al Gangadhar Tilak was a freedom fighter who played an important role in India’s struggle for Independence. He was popularly known as Lokmanya. The famous slogan, “Swaraj is my birth right and I shall have it”, was coined by him.
Born on July 23, 1856, Tilak was a mathematician, philosopher, scholar and social reformer. To impart quality education to the country’s youth, he founded the Deccan Education Society in 1884. He also started two weeklies, Kesari (in Marathi) and Mahratta (in English), through which he criticised British policies of that time.
Tilak joined the Congress in 1890, but due to ideological differences, he and his supporters were known as extremist leaders within the party. British arrested him on the charges of sedition in 1906 and a court sentenced him to six years of imprisonment in Mandalay (Burma). He founded (1914) and served as president of the Indian Home Rule League. In 1916 he concluded the Lucknow Pact with Mohammed Ali Jinnah, which provided for Hindu-Muslim unity in the nationalist struggle.
Through those newspapers Tilak became widely known for his bitter criticisms of British rule and of those moderate nationalists who advocated social reforms along Western lines and political reforms along constitutional lines.

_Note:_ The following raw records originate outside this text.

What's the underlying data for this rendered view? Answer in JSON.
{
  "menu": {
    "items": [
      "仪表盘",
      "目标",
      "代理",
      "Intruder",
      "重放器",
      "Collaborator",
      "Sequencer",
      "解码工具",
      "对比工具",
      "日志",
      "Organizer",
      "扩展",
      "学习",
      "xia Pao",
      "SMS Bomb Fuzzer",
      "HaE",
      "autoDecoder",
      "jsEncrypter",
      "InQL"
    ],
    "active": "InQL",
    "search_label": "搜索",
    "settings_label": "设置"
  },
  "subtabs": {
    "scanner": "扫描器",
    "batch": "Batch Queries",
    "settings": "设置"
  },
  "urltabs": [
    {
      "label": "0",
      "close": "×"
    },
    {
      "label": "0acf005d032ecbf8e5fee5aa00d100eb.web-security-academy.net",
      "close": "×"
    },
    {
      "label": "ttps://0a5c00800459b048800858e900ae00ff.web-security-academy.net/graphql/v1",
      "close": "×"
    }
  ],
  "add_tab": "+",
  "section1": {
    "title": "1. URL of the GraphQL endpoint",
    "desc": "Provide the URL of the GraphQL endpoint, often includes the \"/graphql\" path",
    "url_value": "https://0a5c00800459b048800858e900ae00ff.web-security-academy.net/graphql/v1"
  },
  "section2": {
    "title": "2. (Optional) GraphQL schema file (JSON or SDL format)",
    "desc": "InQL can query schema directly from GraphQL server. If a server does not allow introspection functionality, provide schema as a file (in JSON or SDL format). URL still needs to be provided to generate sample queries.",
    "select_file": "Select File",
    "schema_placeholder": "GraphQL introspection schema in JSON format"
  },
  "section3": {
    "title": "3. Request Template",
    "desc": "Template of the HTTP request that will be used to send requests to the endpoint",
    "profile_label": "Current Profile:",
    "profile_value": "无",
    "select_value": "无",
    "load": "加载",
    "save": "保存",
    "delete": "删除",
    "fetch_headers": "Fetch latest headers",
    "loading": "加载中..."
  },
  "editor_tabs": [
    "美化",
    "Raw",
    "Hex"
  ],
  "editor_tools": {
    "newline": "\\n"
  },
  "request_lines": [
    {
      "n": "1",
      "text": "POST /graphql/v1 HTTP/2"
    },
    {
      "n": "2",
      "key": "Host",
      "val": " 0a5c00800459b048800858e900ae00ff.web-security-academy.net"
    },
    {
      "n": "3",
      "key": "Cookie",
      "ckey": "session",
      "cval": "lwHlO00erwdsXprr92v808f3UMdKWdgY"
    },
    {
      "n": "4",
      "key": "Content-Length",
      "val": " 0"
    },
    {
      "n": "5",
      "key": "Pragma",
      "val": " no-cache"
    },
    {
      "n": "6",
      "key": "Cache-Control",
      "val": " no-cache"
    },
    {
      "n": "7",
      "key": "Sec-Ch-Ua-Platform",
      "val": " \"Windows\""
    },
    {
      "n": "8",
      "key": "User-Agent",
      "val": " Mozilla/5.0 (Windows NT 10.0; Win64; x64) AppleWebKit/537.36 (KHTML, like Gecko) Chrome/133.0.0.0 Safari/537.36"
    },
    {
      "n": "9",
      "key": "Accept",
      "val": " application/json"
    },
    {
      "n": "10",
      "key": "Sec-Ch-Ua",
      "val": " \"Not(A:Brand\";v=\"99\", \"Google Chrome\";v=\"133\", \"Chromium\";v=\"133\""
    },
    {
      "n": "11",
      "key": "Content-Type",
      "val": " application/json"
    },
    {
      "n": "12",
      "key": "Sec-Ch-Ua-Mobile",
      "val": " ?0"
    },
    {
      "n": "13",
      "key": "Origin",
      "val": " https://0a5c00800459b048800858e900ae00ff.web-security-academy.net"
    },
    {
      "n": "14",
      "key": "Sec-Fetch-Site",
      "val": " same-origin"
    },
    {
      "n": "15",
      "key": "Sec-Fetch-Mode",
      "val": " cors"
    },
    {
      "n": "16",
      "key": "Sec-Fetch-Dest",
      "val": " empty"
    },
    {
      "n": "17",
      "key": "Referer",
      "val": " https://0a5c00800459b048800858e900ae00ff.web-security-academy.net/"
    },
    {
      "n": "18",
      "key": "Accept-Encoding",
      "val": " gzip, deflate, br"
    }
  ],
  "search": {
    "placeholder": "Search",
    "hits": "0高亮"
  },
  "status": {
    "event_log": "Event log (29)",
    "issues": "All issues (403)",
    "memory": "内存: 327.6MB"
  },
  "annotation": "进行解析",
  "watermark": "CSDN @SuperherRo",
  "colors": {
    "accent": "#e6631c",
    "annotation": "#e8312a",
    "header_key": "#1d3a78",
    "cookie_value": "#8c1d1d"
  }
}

He thought that social reform would only divert energy away from the political struggle for independence.
Tilak sought to widen the popularity of the nationalist movement (which at that time was largely confined to the upper classes) by introducing Hindu religious symbolism and by invoking popular traditions of the Maratha struggle against Muslim rule.
Tilak’s activities aroused the Indian populace, but they soon also brought him into conflict with the British government, which prosecuted him for sedition and sent him to jail in 1897. The trial and sentence earned him the title Lokamanya (“Beloved Leader of the People”). He was released after 18 months.
When Lord Curzon, viceroy of India, partitioned Bengal in 1905, Tilak strongly supported the Bengali demand for the annulment of the partition and advocated a boycott of British goods, which soon became a movement that swept the nation. The following year he set forth a program of passive resistance, known as the Tenets of the New Party, that he hoped would destroy the influence of British rule and prepare the people for sacrifice in order to gain independence.
Those forms of political action initiated by Tilak—the boycotting of goods and passive resistance—were later adopted by Gandhiji in his program of nonviolent noncooperation with the British. Tilak’s approach was strong fare for the moderate Congress party, which believed in making “loyal” representations to the government for small reforms. Tilak aimed at swarajya (independence), not piecemeal reforms, and attempted to persuade the Congress party to adopt his militant program.